- The Writer holds an MSc from Creighton University and is a Ph.D. candidate in the Turkish National Police Academy
Brent oil is hovering over $63 in the lead up to OPEC’s annual meeting on Nov. 30 in which the existing oil cut agreement will likely be extended by OPEC and non-OPEC participating countries beyond March 2018. OPEC and non-OPEC producers would like to achieve their aim of draining the oil surplus in global oil stockpiles from the five-year average of industrialized countries. Declines in Venezuelan oil production, in oil exports from Iraq and the temporary closure of the U.S.’ Keystone pipeline due to a leak, have helped sustain relatively high oil prices for now.
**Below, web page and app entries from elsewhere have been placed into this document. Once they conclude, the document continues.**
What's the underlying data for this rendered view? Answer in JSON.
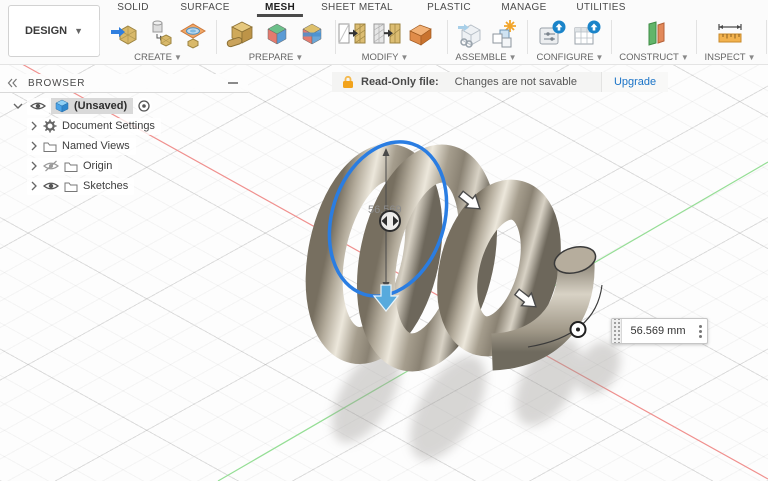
{
  "topbar": {
    "design_label": "DESIGN",
    "tabs": [
      {
        "label": "SOLID"
      },
      {
        "label": "SURFACE"
      },
      {
        "label": "MESH",
        "active": true
      },
      {
        "label": "SHEET METAL"
      },
      {
        "label": "PLASTIC"
      },
      {
        "label": "MANAGE"
      },
      {
        "label": "UTILITIES"
      }
    ],
    "groups": [
      {
        "label": "CREATE"
      },
      {
        "label": "PREPARE"
      },
      {
        "label": "MODIFY"
      },
      {
        "label": "ASSEMBLE"
      },
      {
        "label": "CONFIGURE"
      },
      {
        "label": "CONSTRUCT"
      },
      {
        "label": "INSPECT"
      }
    ]
  },
  "banner": {
    "title": "Read-Only file:",
    "message": "Changes are not savable",
    "action": "Upgrade",
    "lock_color": "#f2a31b",
    "action_color": "#1a73c7"
  },
  "browser": {
    "header": "BROWSER",
    "items": [
      {
        "label": "(Unsaved)",
        "selected": true
      },
      {
        "label": "Document Settings"
      },
      {
        "label": "Named Views"
      },
      {
        "label": "Origin",
        "hidden": true
      },
      {
        "label": "Sketches"
      }
    ]
  },
  "viewport": {
    "dimension_value": "56.569",
    "dimension_input": "56.569 mm",
    "axis_x_color": "#f0908e",
    "axis_y_color": "#95de95",
    "selection_color": "#2a7de2",
    "coil_color": "#b3ab9c"
  }
}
The relatively weak U.S. dollar seen since Trump’s inauguration has also supported high oil prices by making international trade more competitively priced, and accordingly, increasing global oil demand. However, in response to the price hikes, the subsequent rise in U.S. oil production has become a big threat to the oil cut extension.
Oil markets last week will be reviewed based on the U.S. dollar index, weekly American Petroleum Institute (API) and Energy Information Administration (EIA) oil inventories, weekly EIA field production of crude oil in the U.S. and the weekly U.S. Baker Hughes rig count.
Brent oil started the week with a fall to $62.22 due to a rise in the U.S. dollar index that raised concerns over oil demand.
However, the price increased to $62.57 through the weekly decline of 6.35 million barrels in U.S. oil inventories, as detailed in the weekly API report and a fall in the U.S. dollar index on Tuesday.
Brent surged to $63.32 through a weekly drop of 1.85 million barrels in U.S. commercial oil inventories, according to the EIA weekly report on Wednesday and further declines in the U.S. dollar index.
It continued its ascent to $63.55 through the ongoing closure of the Keystone pipeline after a 200,000-gallon leak in South Dakota on Thursday and settled at $63.86 at the end of the week with a slump in the U.S. dollar index.
Last week, oil prices increased mainly through losses in the U.S. dollar index and the closure of the Keystone pipeline.
OPEC members will hold their annual meeting this week on Thursday, Nov. 30 when it is expected that they will extend their existing oil cut agreement beyond March 2018 to the end of 2018 in collaboration with non-OPEC participants led by Russia. They achieved almost half of their target to remove 340 million barrels of oil surplus over the five-year average oil stocks in industrialized countries. However, the duration and timing of the extension decision are up for debate. OPEC countries, especially Saudi Arabia, are taking this problem very seriously and are prepared to do whatever is necessary to solve this problem in light of rising oil production in the U.S., Canada, Brazil and Mexico. They are also aware that the oil cut agreement is not the only reason for the recent price increases. There were many environmental and geopolitical events this year including Hurricane Harvey in the U.S., Tropical Storm Nate, the drop in Iraqi exports over the dispute in Kirkuk between the Kurdish Regional Government and the Central government that all contributed to a reduction in global oil production, which had a positive impact on oil prices.
The U.S. dollar, which has lost value since Trump’s inauguration, has played a crucial role in price increases, but to keep prices up, the oil cut pact extension even beyond 2018 is necessary, and OPEC and non-OPEC countries have to sustain their cooperation to achieve this.
Despite the Fed’s two interest rate hikes this year, the U.S. dollar has remained weak, supported by Trump’s competitiveness in foreign trade. Furthermore, the Europe Central Bank has also helped by decreasing the value of bond buying programs from €60 billion to €30 billion. As a result, oil prices have been buoyed with a weak dollar and this trend is set to continue through 2018.
Brent oil could reach over $65 on the decision to prolong the oil cut agreement until the end of 2018 at OPEC’s annual meeting this week. However, further rises in U.S. crude oil production and in U.S. oil inventories could prevent a further rise over $65. The next peak over the mid-term with an extension to the oil cut pact could be $70
- Opinions expressed in this piece are the author’s own and do not necessarily reflect Anadolu Agency's editorial policy